2020/NO.37 - The editorial team were very pleasantly surprised with the huge positive response to our recent Newsletter “Reflecting the Market”. Due to the length of the first article we deliberately omitted the effect of Business Plans on what would then be used as comparable evidence and then as a reflection of the market. As ever all is not what it may seem. That is if the primary route to rent assessment is a slavish reliance on comperables outside the route of a carefully prepared profits tent rent valuation. Many of those comperables are as a direct result of Business Plans being prepared to take on a new letting by a POB.
So let’s look at a specific case a few years ago of a big pub in South London owned by a POB. Our Client had set his heart on the property which had a steep rent but was only ten months away from a five year rent review. He did a carefully constructed business plan, studied all the competition, prepared his profit and loss account which to succeed showed a rent reduction at review.

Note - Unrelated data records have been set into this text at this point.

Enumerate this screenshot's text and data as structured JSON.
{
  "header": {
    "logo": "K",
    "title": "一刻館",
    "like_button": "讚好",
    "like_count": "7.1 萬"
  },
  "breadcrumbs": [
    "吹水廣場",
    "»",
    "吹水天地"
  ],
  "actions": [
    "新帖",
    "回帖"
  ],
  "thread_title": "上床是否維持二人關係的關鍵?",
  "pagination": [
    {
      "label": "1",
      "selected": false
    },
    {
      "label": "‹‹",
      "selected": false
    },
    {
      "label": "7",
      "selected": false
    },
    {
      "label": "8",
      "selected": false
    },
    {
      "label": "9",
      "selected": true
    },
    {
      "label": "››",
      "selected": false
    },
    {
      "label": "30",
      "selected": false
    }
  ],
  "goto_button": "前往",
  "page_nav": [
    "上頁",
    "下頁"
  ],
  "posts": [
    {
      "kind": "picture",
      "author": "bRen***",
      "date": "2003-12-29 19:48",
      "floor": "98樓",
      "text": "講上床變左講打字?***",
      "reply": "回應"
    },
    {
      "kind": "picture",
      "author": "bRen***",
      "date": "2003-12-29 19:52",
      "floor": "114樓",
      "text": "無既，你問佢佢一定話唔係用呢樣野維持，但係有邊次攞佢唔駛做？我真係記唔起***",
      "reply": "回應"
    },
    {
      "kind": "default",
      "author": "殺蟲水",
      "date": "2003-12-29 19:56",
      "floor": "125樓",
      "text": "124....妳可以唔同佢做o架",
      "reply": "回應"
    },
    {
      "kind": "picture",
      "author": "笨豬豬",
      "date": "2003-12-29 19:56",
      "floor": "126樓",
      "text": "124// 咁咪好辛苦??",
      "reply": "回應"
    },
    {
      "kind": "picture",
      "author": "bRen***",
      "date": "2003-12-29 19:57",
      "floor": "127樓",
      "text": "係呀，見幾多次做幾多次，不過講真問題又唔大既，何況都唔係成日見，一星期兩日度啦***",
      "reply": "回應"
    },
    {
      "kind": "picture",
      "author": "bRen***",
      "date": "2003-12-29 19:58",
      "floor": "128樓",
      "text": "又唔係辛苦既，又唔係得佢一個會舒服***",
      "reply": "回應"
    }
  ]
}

The BDM returned the Business Plan and confirmed in an email that the Business Plan would only go forwards to support the application for assignment if the current rent was affirmed. He was told to fiddle the figures to make the justification which he duly did. He got the pub.
Our man reckoned he could just about get by with no personal drawings until the imminent rent review. Guess what…at the rent review the POB were adamant that there was no case for a reduction. The Business Plan supported the rent! It went to arbitration with the POB being fixed in their views as to the validity of the Business Plan. The rent was in the main upheld and a year later the tenant threw in the towel. That rent then stood as a direct comparable in yet another review we undertook in generally the same neck of the woods. The expert for the POB in the second case was heavily dependent on comperables in the justification of the rent of which our previous case was held up as being prime evidence.. Yes it was a rental transaction by did it represent the true open market rental, value as a “reflection of the market”. Not at all.
A Business Plan is always an aspirational document prepared by a prospective tenant to, if you will, support the dreams of future success. Those dreams are always positive with a very big capital ‘P’. We have lost count of the number of future forecasts of trade that have no direct bearing on reality. Often in support of the POB letting details which gaily pronounce that “we estimate the trade to be achievable at £xxx”. Nearly always this aspiration is optimistic in the extreme. But the rent linked to that take on future trade must be justified if the new tenant is to be successful in his hopes to take on the property. The rent set then becomes yet another comparable. The flaw in the system is that of never finding out how long the new tenant lasted in the lease. Nobody ever covers this vital point which for sure will never be revealed by the POB if they get the lease back for reletting. The only way to check is to trawl back through the records of previous licensees held on the register by the Local Authority. Some are very helpful and respond within a couple of days. Others can be next to useless “we will try to get back to you within 30 days” if you are lucky.
Where does all of this leave us? Yes comparable evidence is of passing interest if you get the full background. Shame is that you rarely do and such evidence, usually the rent figure alone, is relied upon as a certainty of “reflecting the market”. We know too much about how rent deals are cobbled together and place direct comparable evidence way down the list of influencing rent valuation.
More so than ever in the teeth of the Covid-19 pandemic.